Ambient Grief: Writing the Alteration

with Jacinda Townsend

Ambient grief writing course

February 21, 2024
6 Weeks


How do we write about grief that the world doesn’t quite accept as grief? “Ambient grief” is not as immediate as the loss of a loved one or the sudden end of a relationship. Rather, it can accompany ongoing developments like climate change or the aging process, intense collective experiences such as the COVID pandemic that change our sense of the world, or even positive life transitions like changing careers, retiring, or helping one’s youngest child move out. We feel, and may grieve, the element of transformation and loss in each of these experiences.

If you’re experiencing ambient grief, then please join us. You’ll process personal grief through the writing process, with the goal of connecting with other writers who are traveling on similar paths. We’ll be exploring our experiences of ambient grief, isolating what we can in order to hammer the dross into meaningful, impactful work. Through weekly readings and assignments, we will examine the way ambient grief reshapes our sense of ourselves and sharpens our sense of other people.

Each week you will be given an assignment to help you generate a new piece of creative nonfiction that encourages you to explore the various ways to write about and process grief. By the end of the class, you will produce at least one polished personal essay. We will examine our own creative process, and the ways we digest our ambient grief by writing it. You will be encouraged, also, to share the ways in which the writing process has forged healing, transformation, or renewal.

Learning and Writing Goals

Learning Goals

  • Transforming personal grief into writing that resonates universally
  • Isolating the thematic underpinnings of ambient grief
  • How to move from draft to completion of a personal essay
  • Healing by transmitting and digestion of personal experiences
  • Productively engaging with others’ collective experience of grief

Writing Goals

  • Complete weekly writing assignments
  • Aim for a regular word count/time period in which to make writing a habit
  • Discuss and practice techniques employed by essayists
  • Complete an essay on ambient grief

Zoom Schedule

Wednesdays, 5-7 P.M. U.S. Eastern Time

Weekly Syllabus

Optional Text: Rebellious Mourning: The Collective Work of Grief

Week One: Introduction/Foundations: What is Our Process?

Assignment: Class participants will introduce themselves by writing about the moment that began their grief.

Week Two: Movement: From the Personal to the Universal

Assignment: Shakespeare once famously said, “There is nothing new under the sun,” yet what keeps us writing is that humans are constantly, brilliantly reinterpreting all that is “old.” What about your own grief is very particular to you?
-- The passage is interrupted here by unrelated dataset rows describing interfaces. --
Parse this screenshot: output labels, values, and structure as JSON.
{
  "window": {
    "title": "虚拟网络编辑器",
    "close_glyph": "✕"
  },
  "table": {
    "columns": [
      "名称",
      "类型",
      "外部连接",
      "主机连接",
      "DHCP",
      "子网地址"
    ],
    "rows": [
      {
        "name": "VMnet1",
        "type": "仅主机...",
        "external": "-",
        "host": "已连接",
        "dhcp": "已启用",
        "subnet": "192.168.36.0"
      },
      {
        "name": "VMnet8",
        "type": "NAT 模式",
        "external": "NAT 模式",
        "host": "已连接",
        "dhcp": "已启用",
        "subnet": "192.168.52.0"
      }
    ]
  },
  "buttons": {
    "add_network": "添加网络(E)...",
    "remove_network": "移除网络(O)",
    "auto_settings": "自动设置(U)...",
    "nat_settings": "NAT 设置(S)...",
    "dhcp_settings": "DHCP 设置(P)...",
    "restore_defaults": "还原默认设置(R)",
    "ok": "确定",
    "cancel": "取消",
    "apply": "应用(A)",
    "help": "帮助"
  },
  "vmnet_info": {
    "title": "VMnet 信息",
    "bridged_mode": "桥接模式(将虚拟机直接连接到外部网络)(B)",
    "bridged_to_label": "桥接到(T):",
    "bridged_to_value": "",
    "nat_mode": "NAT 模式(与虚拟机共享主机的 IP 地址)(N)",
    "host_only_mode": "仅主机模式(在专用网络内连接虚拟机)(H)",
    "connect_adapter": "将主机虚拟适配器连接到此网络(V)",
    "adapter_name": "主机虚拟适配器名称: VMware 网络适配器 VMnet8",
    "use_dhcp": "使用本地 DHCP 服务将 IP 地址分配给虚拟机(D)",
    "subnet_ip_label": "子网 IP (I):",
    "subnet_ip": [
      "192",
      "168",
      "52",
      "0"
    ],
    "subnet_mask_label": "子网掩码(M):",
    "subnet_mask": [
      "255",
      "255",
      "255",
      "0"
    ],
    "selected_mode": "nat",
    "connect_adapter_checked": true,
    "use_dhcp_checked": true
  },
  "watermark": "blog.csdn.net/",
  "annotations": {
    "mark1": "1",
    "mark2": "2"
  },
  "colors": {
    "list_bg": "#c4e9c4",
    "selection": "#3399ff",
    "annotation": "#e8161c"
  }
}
What writing makes that grief “fresh?”

Week Three: People: Whose Essay Is This?

Assignment: Your grief may involve other people, but it belongs to you. By asking you to write from the perspective of someone else of your choosing, this assignment will help you decide whether–and to what extent–others are focal points of your writing.

Week Four: Quickness: What Belongs and What Doesn’t

Pacing is important in an essay: if we pack too many details into a piece, the most salient of them are lost. This week’s assignment offers you artificial parameters of space and time in order to help you trim the superfluous.

Week Five: Epiphanies: Marching towards the End of the Essay

This week’s assignment is designed to help you reach alchemy, and help you find the transformation in your piece. We will discuss the turning point of your piece, and you will write that with an eye towards dramatic trajectory.

Week Six: Transformation and Revision: Recasting Ambient Grief

This week’s assignment is all about the act of reseeing–truly reseeing–what you’ve written. With the help of your peers, you will chisel the image you’ve created into sharper relief.

Course type:

Student Feedback for Jacinda Townsend:

February 21, 2024
6 Weeks


jacinda townsend headshot


Jacinda Townsend is the author of Mother Country (Graywolf, 2022), winner of the 2023 Ernest Gaines Award for Literary Excellence, and Saint Monkey (Norton, 2014), winner of the Janet Heidinger Kafka Prize and the James Fenimore Cooper Prize for historical fiction. A former broadcast journalist and antitrust lawyer, Townsend has written nonfiction for Al Jazeera and The White Review.